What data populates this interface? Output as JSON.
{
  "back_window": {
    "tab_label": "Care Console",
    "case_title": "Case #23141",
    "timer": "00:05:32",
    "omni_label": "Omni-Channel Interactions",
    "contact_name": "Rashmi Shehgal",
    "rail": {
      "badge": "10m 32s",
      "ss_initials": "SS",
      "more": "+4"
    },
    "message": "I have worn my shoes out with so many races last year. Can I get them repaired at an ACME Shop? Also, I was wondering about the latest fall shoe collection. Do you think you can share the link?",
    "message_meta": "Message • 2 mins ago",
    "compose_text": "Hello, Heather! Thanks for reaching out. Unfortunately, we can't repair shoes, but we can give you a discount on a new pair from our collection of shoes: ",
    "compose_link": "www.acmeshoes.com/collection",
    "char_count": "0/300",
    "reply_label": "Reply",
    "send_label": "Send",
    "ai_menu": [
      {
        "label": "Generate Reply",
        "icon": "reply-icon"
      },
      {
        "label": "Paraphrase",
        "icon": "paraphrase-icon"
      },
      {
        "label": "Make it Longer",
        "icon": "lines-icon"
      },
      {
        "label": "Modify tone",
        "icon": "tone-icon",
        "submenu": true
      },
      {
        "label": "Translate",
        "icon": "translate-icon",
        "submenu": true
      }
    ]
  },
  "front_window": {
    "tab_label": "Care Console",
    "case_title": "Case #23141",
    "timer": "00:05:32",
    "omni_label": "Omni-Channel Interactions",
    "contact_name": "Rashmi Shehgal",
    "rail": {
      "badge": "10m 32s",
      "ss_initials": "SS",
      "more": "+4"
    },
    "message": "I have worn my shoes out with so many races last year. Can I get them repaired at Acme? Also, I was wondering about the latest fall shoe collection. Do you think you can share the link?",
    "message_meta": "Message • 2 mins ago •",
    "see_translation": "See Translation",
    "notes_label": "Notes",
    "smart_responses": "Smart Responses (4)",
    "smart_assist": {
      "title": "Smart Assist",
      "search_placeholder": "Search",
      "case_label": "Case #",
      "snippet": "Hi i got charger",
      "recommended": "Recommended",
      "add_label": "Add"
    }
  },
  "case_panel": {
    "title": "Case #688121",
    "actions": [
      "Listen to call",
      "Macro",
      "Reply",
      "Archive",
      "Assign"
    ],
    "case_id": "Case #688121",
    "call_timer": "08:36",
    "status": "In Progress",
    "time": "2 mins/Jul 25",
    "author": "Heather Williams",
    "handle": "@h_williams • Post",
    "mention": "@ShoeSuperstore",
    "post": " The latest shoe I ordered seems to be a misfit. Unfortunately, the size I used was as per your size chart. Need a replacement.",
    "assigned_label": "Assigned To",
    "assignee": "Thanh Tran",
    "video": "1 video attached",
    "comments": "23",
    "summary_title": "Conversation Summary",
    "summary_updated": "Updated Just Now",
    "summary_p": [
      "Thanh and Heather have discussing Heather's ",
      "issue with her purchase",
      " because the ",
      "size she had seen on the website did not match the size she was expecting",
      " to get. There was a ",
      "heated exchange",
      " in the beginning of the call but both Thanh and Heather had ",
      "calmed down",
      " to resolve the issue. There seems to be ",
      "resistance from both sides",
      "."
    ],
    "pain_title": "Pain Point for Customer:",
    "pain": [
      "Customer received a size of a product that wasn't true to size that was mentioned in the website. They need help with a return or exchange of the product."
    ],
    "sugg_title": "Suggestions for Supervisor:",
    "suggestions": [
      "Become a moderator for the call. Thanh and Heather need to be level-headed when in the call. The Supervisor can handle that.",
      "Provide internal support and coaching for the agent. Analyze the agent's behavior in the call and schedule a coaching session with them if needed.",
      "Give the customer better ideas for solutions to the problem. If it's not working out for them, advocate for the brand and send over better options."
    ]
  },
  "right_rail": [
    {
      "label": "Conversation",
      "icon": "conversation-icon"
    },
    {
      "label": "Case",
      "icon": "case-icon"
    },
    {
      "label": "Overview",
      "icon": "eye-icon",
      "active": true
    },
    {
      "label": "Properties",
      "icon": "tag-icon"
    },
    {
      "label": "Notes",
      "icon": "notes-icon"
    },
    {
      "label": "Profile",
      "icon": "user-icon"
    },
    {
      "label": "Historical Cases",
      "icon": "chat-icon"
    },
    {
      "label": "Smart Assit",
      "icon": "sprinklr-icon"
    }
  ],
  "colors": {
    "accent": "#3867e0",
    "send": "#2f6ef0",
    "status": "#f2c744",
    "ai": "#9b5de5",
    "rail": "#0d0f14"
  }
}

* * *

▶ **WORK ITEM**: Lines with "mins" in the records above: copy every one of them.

▶ **TASK RESULT**:
    "message_meta": "Message • 2 mins ago",
    "message_meta": "Message • 2 mins ago •",
    "time": "2 mins/Jul 25",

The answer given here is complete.